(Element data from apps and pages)
= = =

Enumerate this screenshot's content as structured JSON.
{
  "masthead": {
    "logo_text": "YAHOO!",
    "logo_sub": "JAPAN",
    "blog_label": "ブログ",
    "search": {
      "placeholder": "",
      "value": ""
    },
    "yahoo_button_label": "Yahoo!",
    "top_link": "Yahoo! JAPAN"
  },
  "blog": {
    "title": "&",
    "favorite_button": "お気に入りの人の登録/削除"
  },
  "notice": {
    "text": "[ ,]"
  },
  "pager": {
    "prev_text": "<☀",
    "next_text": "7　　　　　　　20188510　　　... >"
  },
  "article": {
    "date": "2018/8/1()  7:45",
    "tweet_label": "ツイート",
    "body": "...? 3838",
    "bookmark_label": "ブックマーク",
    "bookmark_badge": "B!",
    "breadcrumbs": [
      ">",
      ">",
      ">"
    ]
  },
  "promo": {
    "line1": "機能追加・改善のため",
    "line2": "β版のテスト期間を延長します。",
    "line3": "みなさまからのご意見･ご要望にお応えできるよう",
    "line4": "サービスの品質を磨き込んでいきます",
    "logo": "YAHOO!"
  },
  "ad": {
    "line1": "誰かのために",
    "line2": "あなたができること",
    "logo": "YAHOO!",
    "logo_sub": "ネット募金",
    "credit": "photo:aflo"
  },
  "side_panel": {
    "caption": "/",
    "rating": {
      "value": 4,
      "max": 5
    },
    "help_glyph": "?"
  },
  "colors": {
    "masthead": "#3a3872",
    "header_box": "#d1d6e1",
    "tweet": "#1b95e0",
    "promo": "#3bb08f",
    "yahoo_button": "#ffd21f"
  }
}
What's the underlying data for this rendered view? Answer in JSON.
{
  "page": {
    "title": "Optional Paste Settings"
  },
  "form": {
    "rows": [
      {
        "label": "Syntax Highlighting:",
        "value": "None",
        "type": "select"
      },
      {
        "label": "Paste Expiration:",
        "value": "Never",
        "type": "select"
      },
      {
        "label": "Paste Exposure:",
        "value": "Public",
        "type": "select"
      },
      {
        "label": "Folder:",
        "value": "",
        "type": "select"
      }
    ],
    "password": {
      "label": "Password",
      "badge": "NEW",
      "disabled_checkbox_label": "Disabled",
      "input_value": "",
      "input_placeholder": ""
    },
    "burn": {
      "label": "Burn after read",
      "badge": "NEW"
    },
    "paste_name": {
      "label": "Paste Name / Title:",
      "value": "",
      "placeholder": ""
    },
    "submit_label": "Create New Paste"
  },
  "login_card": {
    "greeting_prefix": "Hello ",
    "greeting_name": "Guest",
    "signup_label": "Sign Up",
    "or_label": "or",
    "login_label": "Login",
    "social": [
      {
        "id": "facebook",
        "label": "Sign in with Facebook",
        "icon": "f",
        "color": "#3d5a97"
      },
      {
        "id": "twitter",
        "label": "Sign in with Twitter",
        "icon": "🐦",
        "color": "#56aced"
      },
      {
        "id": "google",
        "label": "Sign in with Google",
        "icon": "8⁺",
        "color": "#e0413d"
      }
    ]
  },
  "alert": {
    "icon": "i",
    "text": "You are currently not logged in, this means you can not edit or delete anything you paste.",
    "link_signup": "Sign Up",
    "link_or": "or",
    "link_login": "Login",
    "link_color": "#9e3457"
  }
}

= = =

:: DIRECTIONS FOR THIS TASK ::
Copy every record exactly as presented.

:: RESPONSE TO THIS TASK ::
Enumerate this screenshot's content as structured JSON.
{
  "masthead": {
    "logo_text": "YAHOO!",
    "logo_sub": "JAPAN",
    "blog_label": "ブログ",
    "search": {
      "placeholder": "",
      "value": ""
    },
    "yahoo_button_label": "Yahoo!",
    "top_link": "Yahoo! JAPAN"
  },
  "blog": {
    "title": "&",
    "favorite_button": "お気に入りの人の登録/削除"
  },
  "notice": {
    "text": "[ ,]"
  },
  "pager": {
    "prev_text": "<☀",
    "next_text": "7　　　　　　　20188510　　　... >"
  },
  "article": {
    "date": "2018/8/1()  7:45",
    "tweet_label": "ツイート",
    "body": "...? 3838",
    "bookmark_label": "ブックマーク",
    "bookmark_badge": "B!",
    "breadcrumbs": [
      ">",
      ">",
      ">"
    ]
  },
  "promo": {
    "line1": "機能追加・改善のため",
    "line2": "β版のテスト期間を延長します。",
    "line3": "みなさまからのご意見･ご要望にお応えできるよう",
    "line4": "サービスの品質を磨き込んでいきます",
    "logo": "YAHOO!"
  },
  "ad": {
    "line1": "誰かのために",
    "line2": "あなたができること",
    "logo": "YAHOO!",
    "logo_sub": "ネット募金",
    "credit": "photo:aflo"
  },
  "side_panel": {
    "caption": "/",
    "rating": {
      "value": 4,
      "max": 5
    },
    "help_glyph": "?"
  },
  "colors": {
    "masthead": "#3a3872",
    "header_box": "#d1d6e1",
    "tweet": "#1b95e0",
    "promo": "#3bb08f",
    "yahoo_button": "#ffd21f"
  }
}
What's the underlying data for this rendered view? Answer in JSON.
{
  "page": {
    "title": "Optional Paste Settings"
  },
  "form": {
    "rows": [
      {
        "label": "Syntax Highlighting:",
        "value": "None",
        "type": "select"
      },
      {
        "label": "Paste Expiration:",
        "value": "Never",
        "type": "select"
      },
      {
        "label": "Paste Exposure:",
        "value": "Public",
        "type": "select"
      },
      {
        "label": "Folder:",
        "value": "",
        "type": "select"
      }
    ],
    "password": {
      "label": "Password",
      "badge": "NEW",
      "disabled_checkbox_label": "Disabled",
      "input_value": "",
      "input_placeholder": ""
    },
    "burn": {
      "label": "Burn after read",
      "badge": "NEW"
    },
    "paste_name": {
      "label": "Paste Name / Title:",
      "value": "",
      "placeholder": ""
    },
    "submit_label": "Create New Paste"
  },
  "login_card": {
    "greeting_prefix": "Hello ",
    "greeting_name": "Guest",
    "signup_label": "Sign Up",
    "or_label": "or",
    "login_label": "Login",
    "social": [
      {
        "id": "facebook",
        "label": "Sign in with Facebook",
        "icon": "f",
        "color": "#3d5a97"
      },
      {
        "id": "twitter",
        "label": "Sign in with Twitter",
        "icon": "🐦",
        "color": "#56aced"
      },
      {
        "id": "google",
        "label": "Sign in with Google",
        "icon": "8⁺",
        "color": "#e0413d"
      }
    ]
  },
  "alert": {
    "icon": "i",
    "text": "You are currently not logged in, this means you can not edit or delete anything you paste.",
    "link_signup": "Sign Up",
    "link_or": "or",
    "link_login": "Login",
    "link_color": "#9e3457"
  }
}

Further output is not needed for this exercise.